=== Task ===
Word for word, set down the records and skip each picture.

=== Given records ===
============================================================

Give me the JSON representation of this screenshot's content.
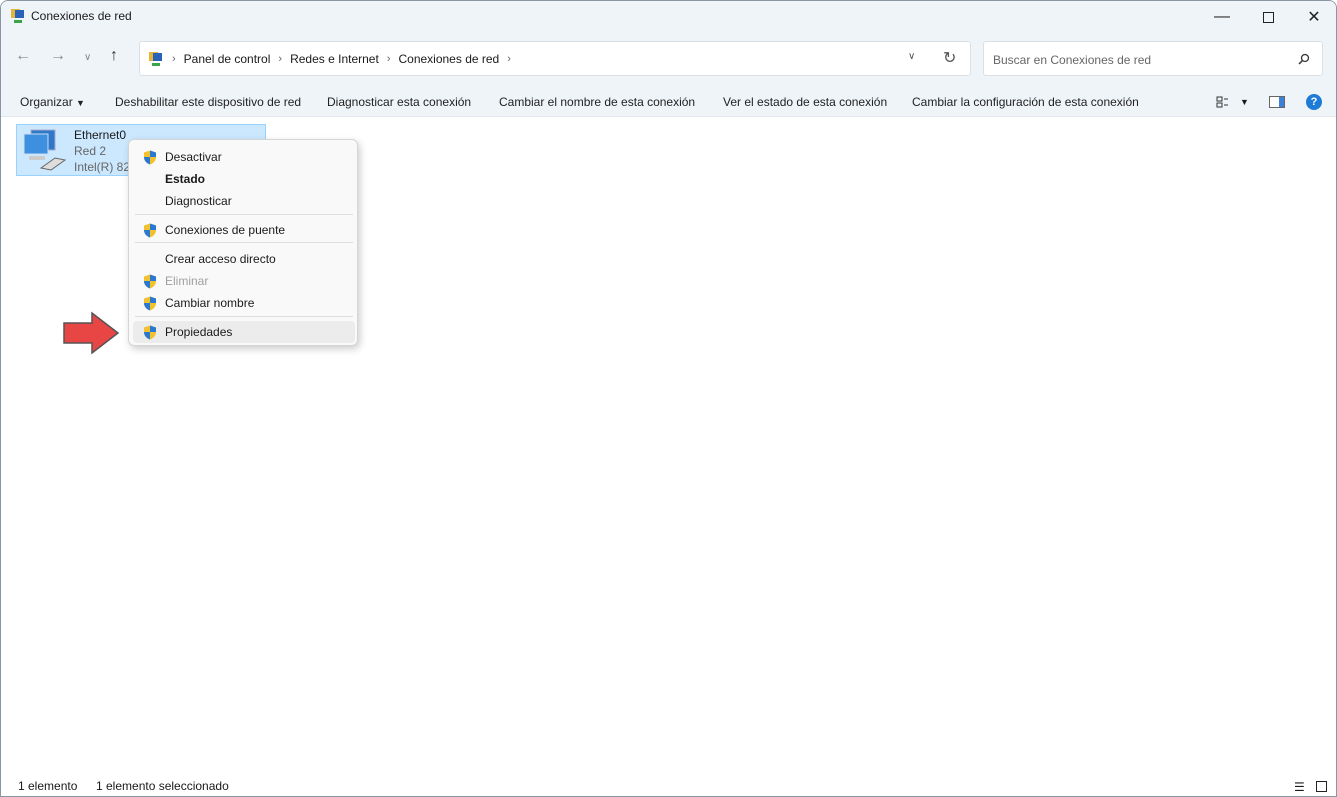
{
  "window": {
    "title": "Conexiones de red"
  },
  "address": {
    "crumbs": [
      "Panel de control",
      "Redes e Internet",
      "Conexiones de red"
    ]
  },
  "search": {
    "placeholder": "Buscar en Conexiones de red"
  },
  "toolbar": {
    "items": [
      "Organizar",
      "Deshabilitar este dispositivo de red",
      "Diagnosticar esta conexión",
      "Cambiar el nombre de esta conexión",
      "Ver el estado de esta conexión",
      "Cambiar la configuración de esta conexión"
    ]
  },
  "connection": {
    "name": "Ethernet0",
    "network": "Red 2",
    "adapter": "Intel(R) 825"
  },
  "context_menu": {
    "items": [
      {
        "label": "Desactivar",
        "shield": true
      },
      {
        "label": "Estado",
        "bold": true
      },
      {
        "label": "Diagnosticar"
      },
      {
        "label": "Conexiones de puente",
        "shield": true
      },
      {
        "label": "Crear acceso directo"
      },
      {
        "label": "Eliminar",
        "shield": true,
        "disabled": true
      },
      {
        "label": "Cambiar nombre",
        "shield": true
      },
      {
        "label": "Propiedades",
        "shield": true,
        "highlighted": true
      }
    ]
  },
  "status": {
    "count": "1 elemento",
    "selected": "1 elemento seleccionado"
  },
  "colors": {
    "accent": "#0067c0",
    "selection": "#cce8ff",
    "arrow": "#e84545"
  }
}
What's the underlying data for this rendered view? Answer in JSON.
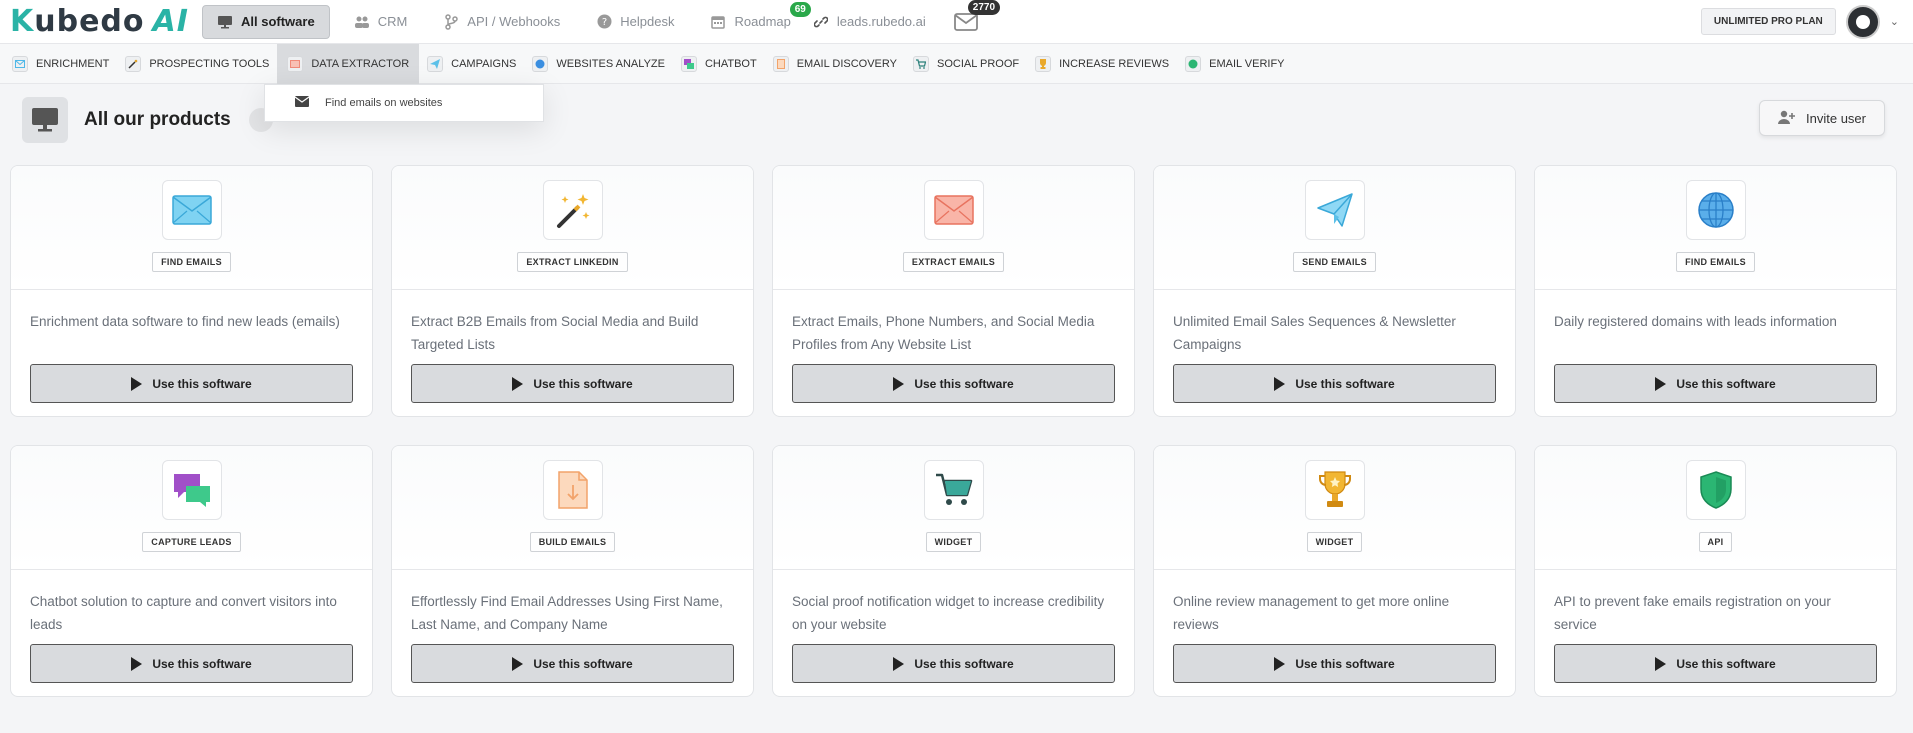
{
  "brand": {
    "logo_k": "K",
    "logo_text": "ubedo",
    "logo_ai": "AI"
  },
  "topnav": [
    {
      "label": "All software",
      "icon": "monitor-icon",
      "active": true
    },
    {
      "label": "CRM",
      "icon": "people-icon"
    },
    {
      "label": "API / Webhooks",
      "icon": "branch-icon"
    },
    {
      "label": "Helpdesk",
      "icon": "help-icon"
    },
    {
      "label": "Roadmap",
      "icon": "calendar-icon",
      "badge": "69"
    },
    {
      "label": "leads.rubedo.ai",
      "icon": "link-icon"
    },
    {
      "label": "",
      "icon": "mail-icon",
      "badge": "2770"
    }
  ],
  "plan_label": "UNLIMITED PRO PLAN",
  "subnav": [
    {
      "label": "ENRICHMENT",
      "icon": "envelope-icon",
      "color": "#4fb8e8"
    },
    {
      "label": "PROSPECTING TOOLS",
      "icon": "wand-icon",
      "color": "#e0a32a"
    },
    {
      "label": "DATA EXTRACTOR",
      "icon": "envelope-icon",
      "color": "#f08a7a",
      "active": true
    },
    {
      "label": "CAMPAIGNS",
      "icon": "plane-icon",
      "color": "#5bc0e8"
    },
    {
      "label": "WEBSITES ANALYZE",
      "icon": "globe-icon",
      "color": "#3a8ee0"
    },
    {
      "label": "CHATBOT",
      "icon": "chat-icon",
      "color": "#a14fc8"
    },
    {
      "label": "EMAIL DISCOVERY",
      "icon": "file-icon",
      "color": "#f2a36a"
    },
    {
      "label": "SOCIAL PROOF",
      "icon": "cart-icon",
      "color": "#2a7f7a"
    },
    {
      "label": "INCREASE REVIEWS",
      "icon": "trophy-icon",
      "color": "#e9a82a"
    },
    {
      "label": "EMAIL VERIFY",
      "icon": "shield-icon",
      "color": "#2bb673"
    }
  ],
  "dropdown": {
    "item": "Find emails on websites"
  },
  "page_title": "All our products",
  "invite_label": "Invite user",
  "use_label": "Use this software",
  "cards": [
    {
      "tag": "FIND EMAILS",
      "desc": "Enrichment data software to find new leads (emails)",
      "icon": "envelope-blue-icon"
    },
    {
      "tag": "EXTRACT LINKEDIN",
      "desc": "Extract B2B Emails from Social Media and Build Targeted Lists",
      "icon": "magic-wand-icon"
    },
    {
      "tag": "EXTRACT EMAILS",
      "desc": "Extract Emails, Phone Numbers, and Social Media Profiles from Any Website List",
      "icon": "envelope-red-icon"
    },
    {
      "tag": "SEND EMAILS",
      "desc": "Unlimited Email Sales Sequences & Newsletter Campaigns",
      "icon": "paper-plane-icon"
    },
    {
      "tag": "FIND EMAILS",
      "desc": "Daily registered domains with leads information",
      "icon": "globe-icon"
    },
    {
      "tag": "CAPTURE LEADS",
      "desc": "Chatbot solution to capture and convert visitors into leads",
      "icon": "chat-bubbles-icon"
    },
    {
      "tag": "BUILD EMAILS",
      "desc": "Effortlessly Find Email Addresses Using First Name, Last Name, and Company Name",
      "icon": "file-download-icon"
    },
    {
      "tag": "WIDGET",
      "desc": "Social proof notification widget to increase credibility on your website",
      "icon": "cart-icon"
    },
    {
      "tag": "WIDGET",
      "desc": "Online review management to get more online reviews",
      "icon": "trophy-icon"
    },
    {
      "tag": "API",
      "desc": "API to prevent fake emails registration on your service",
      "icon": "shield-icon"
    }
  ]
}
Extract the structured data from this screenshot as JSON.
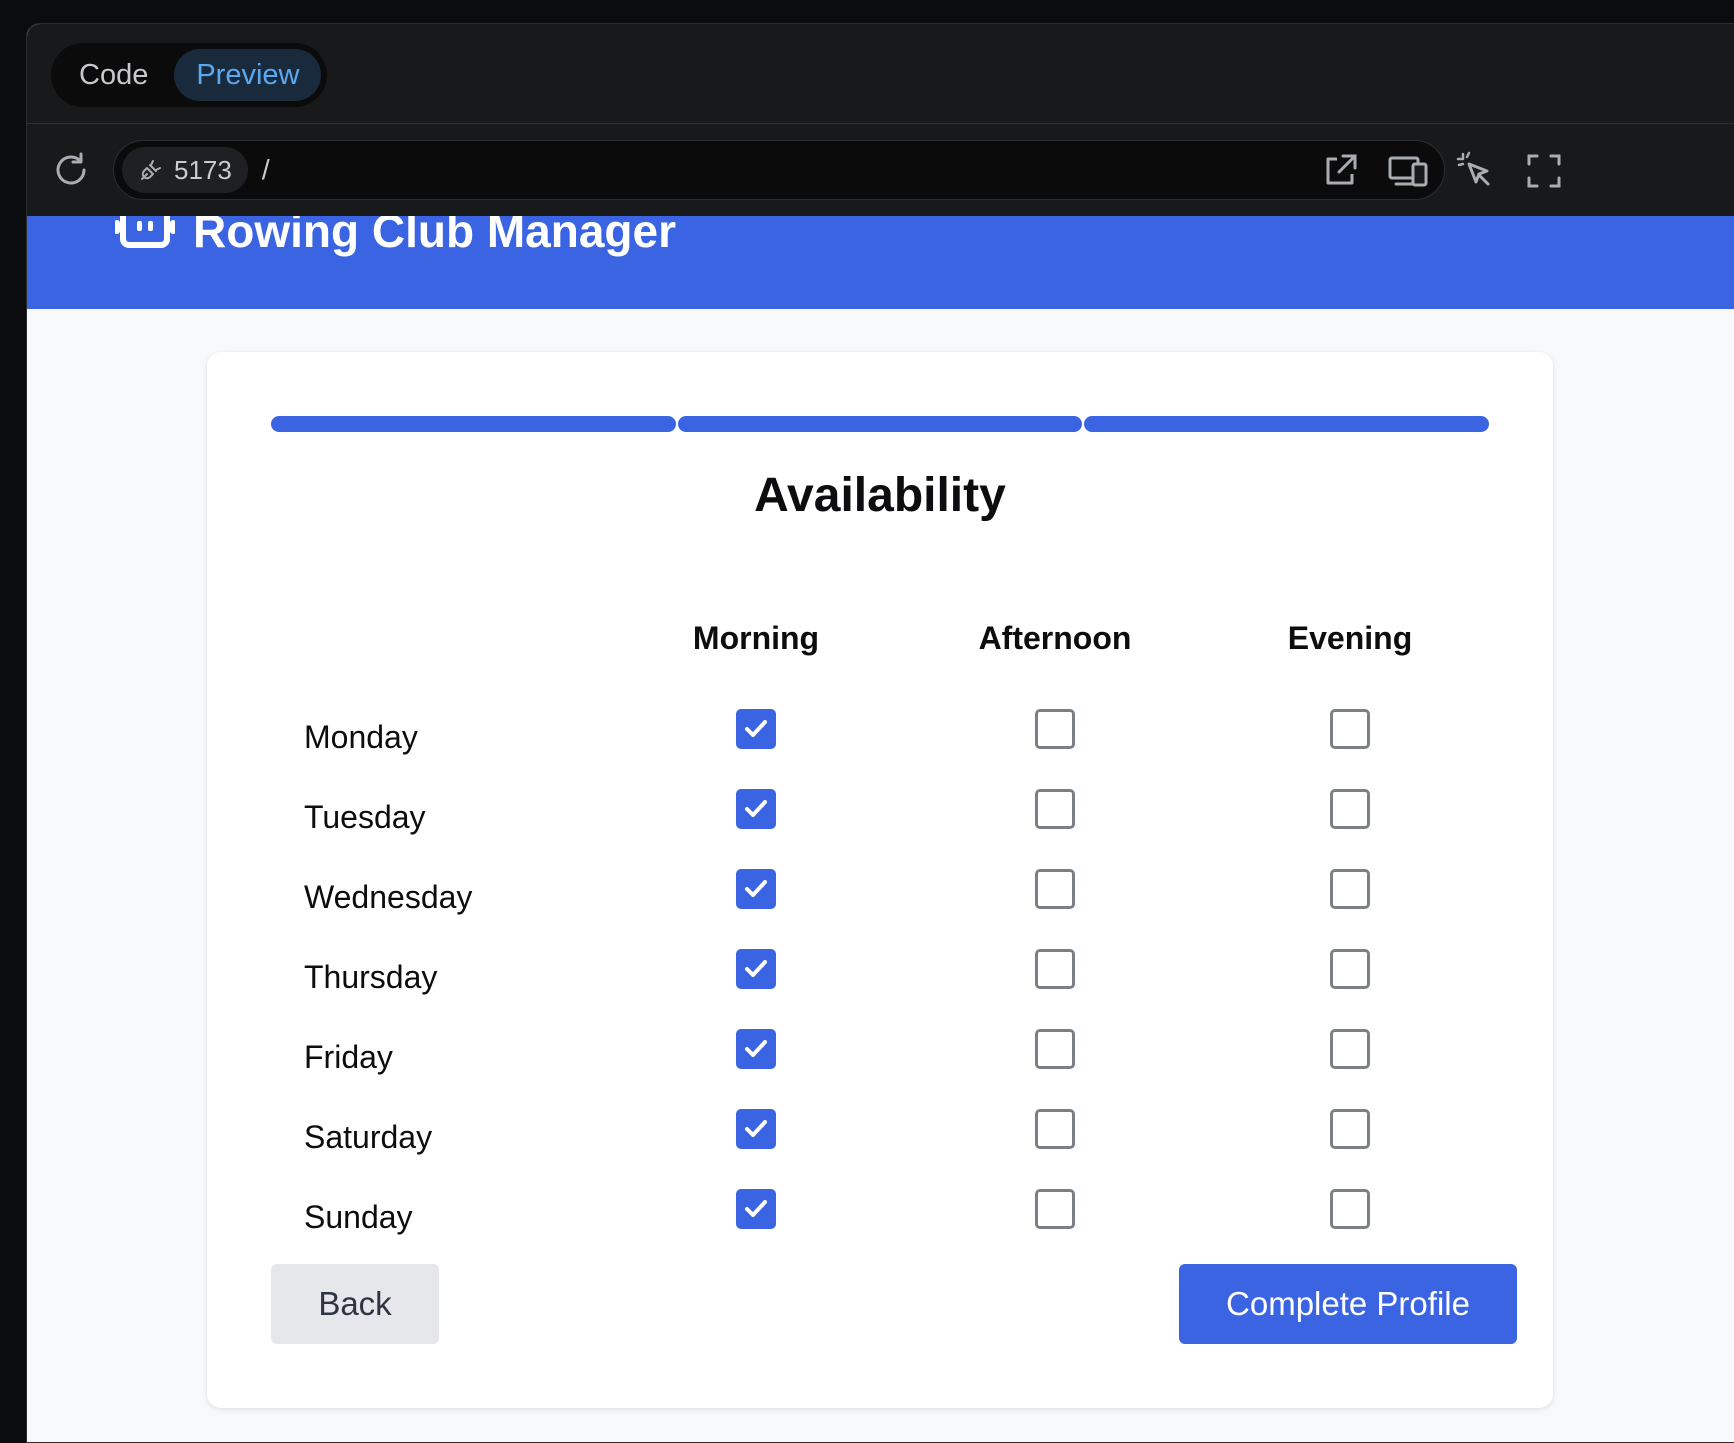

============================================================

=== Solution for this task ===
Give me the JSON representation of this screenshot's content.
{
  "window": {
    "title": "Conexiones de red"
  },
  "address": {
    "crumbs": [
      "Panel de control",
      "Redes e Internet",
      "Conexiones de red"
    ]
  },
  "search": {
    "placeholder": "Buscar en Conexiones de red"
  },
  "toolbar": {
    "items": [
      "Organizar",
      "Deshabilitar este dispositivo de red",
      "Diagnosticar esta conexión",
      "Cambiar el nombre de esta conexión",
      "Ver el estado de esta conexión",
      "Cambiar la configuración de esta conexión"
    ]
  },
  "connection": {
    "name": "Ethernet0",
    "network": "Red 2",
    "adapter": "Intel(R) 825"
  },
  "context_menu": {
    "items": [
      {
        "label": "Desactivar",
        "shield": true
      },
      {
        "label": "Estado",
        "bold": true
      },
      {
        "label": "Diagnosticar"
      },
      {
        "label": "Conexiones de puente",
        "shield": true
      },
      {
        "label": "Crear acceso directo"
      },
      {
        "label": "Eliminar",
        "shield": true,
        "disabled": true
      },
      {
        "label": "Cambiar nombre",
        "shield": true
      },
      {
        "label": "Propiedades",
        "shield": true,
        "highlighted": true
      }
    ]
  },
  "status": {
    "count": "1 elemento",
    "selected": "1 elemento seleccionado"
  },
  "colors": {
    "accent": "#0067c0",
    "selection": "#cce8ff",
    "arrow": "#e84545"
  }
}
What's the underlying data for this rendered view? Answer in JSON.
{
  "brand": {
    "logo_k": "K",
    "logo_text": "ubedo",
    "logo_ai": "AI"
  },
  "topnav": [
    {
      "label": "All software",
      "icon": "monitor-icon",
      "active": true
    },
    {
      "label": "CRM",
      "icon": "people-icon"
    },
    {
      "label": "API / Webhooks",
      "icon": "branch-icon"
    },
    {
      "label": "Helpdesk",
      "icon": "help-icon"
    },
    {
      "label": "Roadmap",
      "icon": "calendar-icon",
      "badge": "69"
    },
    {
      "label": "leads.rubedo.ai",
      "icon": "link-icon"
    },
    {
      "label": "",
      "icon": "mail-icon",
      "badge": "2770"
    }
  ],
  "plan_label": "UNLIMITED PRO PLAN",
  "subnav": [
    {
      "label": "ENRICHMENT",
      "icon": "envelope-icon",
      "color": "#4fb8e8"
    },
    {
      "label": "PROSPECTING TOOLS",
      "icon": "wand-icon",
      "color": "#e0a32a"
    },
    {
      "label": "DATA EXTRACTOR",
      "icon": "envelope-icon",
      "color": "#f08a7a",
      "active": true
    },
    {
      "label": "CAMPAIGNS",
      "icon": "plane-icon",
      "color": "#5bc0e8"
    },
    {
      "label": "WEBSITES ANALYZE",
      "icon": "globe-icon",
      "color": "#3a8ee0"
    },
    {
      "label": "CHATBOT",
      "icon": "chat-icon",
      "color": "#a14fc8"
    },
    {
      "label": "EMAIL DISCOVERY",
      "icon": "file-icon",
      "color": "#f2a36a"
    },
    {
      "label": "SOCIAL PROOF",
      "icon": "cart-icon",
      "color": "#2a7f7a"
    },
    {
      "label": "INCREASE REVIEWS",
      "icon": "trophy-icon",
      "color": "#e9a82a"
    },
    {
      "label": "EMAIL VERIFY",
      "icon": "shield-icon",
      "color": "#2bb673"
    }
  ],
  "dropdown": {
    "item": "Find emails on websites"
  },
  "page_title": "All our products",
  "invite_label": "Invite user",
  "use_label": "Use this software",
  "cards": [
    {
      "tag": "FIND EMAILS",
      "desc": "Enrichment data software to find new leads (emails)",
      "icon": "envelope-blue-icon"
    },
    {
      "tag": "EXTRACT LINKEDIN",
      "desc": "Extract B2B Emails from Social Media and Build Targeted Lists",
      "icon": "magic-wand-icon"
    },
    {
      "tag": "EXTRACT EMAILS",
      "desc": "Extract Emails, Phone Numbers, and Social Media Profiles from Any Website List",
      "icon": "envelope-red-icon"
    },
    {
      "tag": "SEND EMAILS",
      "desc": "Unlimited Email Sales Sequences & Newsletter Campaigns",
      "icon": "paper-plane-icon"
    },
    {
      "tag": "FIND EMAILS",
      "desc": "Daily registered domains with leads information",
      "icon": "globe-icon"
    },
    {
      "tag": "CAPTURE LEADS",
      "desc": "Chatbot solution to capture and convert visitors into leads",
      "icon": "chat-bubbles-icon"
    },
    {
      "tag": "BUILD EMAILS",
      "desc": "Effortlessly Find Email Addresses Using First Name, Last Name, and Company Name",
      "icon": "file-download-icon"
    },
    {
      "tag": "WIDGET",
      "desc": "Social proof notification widget to increase credibility on your website",
      "icon": "cart-icon"
    },
    {
      "tag": "WIDGET",
      "desc": "Online review management to get more online reviews",
      "icon": "trophy-icon"
    },
    {
      "tag": "API",
      "desc": "API to prevent fake emails registration on your service",
      "icon": "shield-icon"
    }
  ]
}
Extract the structured data from this screenshot as JSON.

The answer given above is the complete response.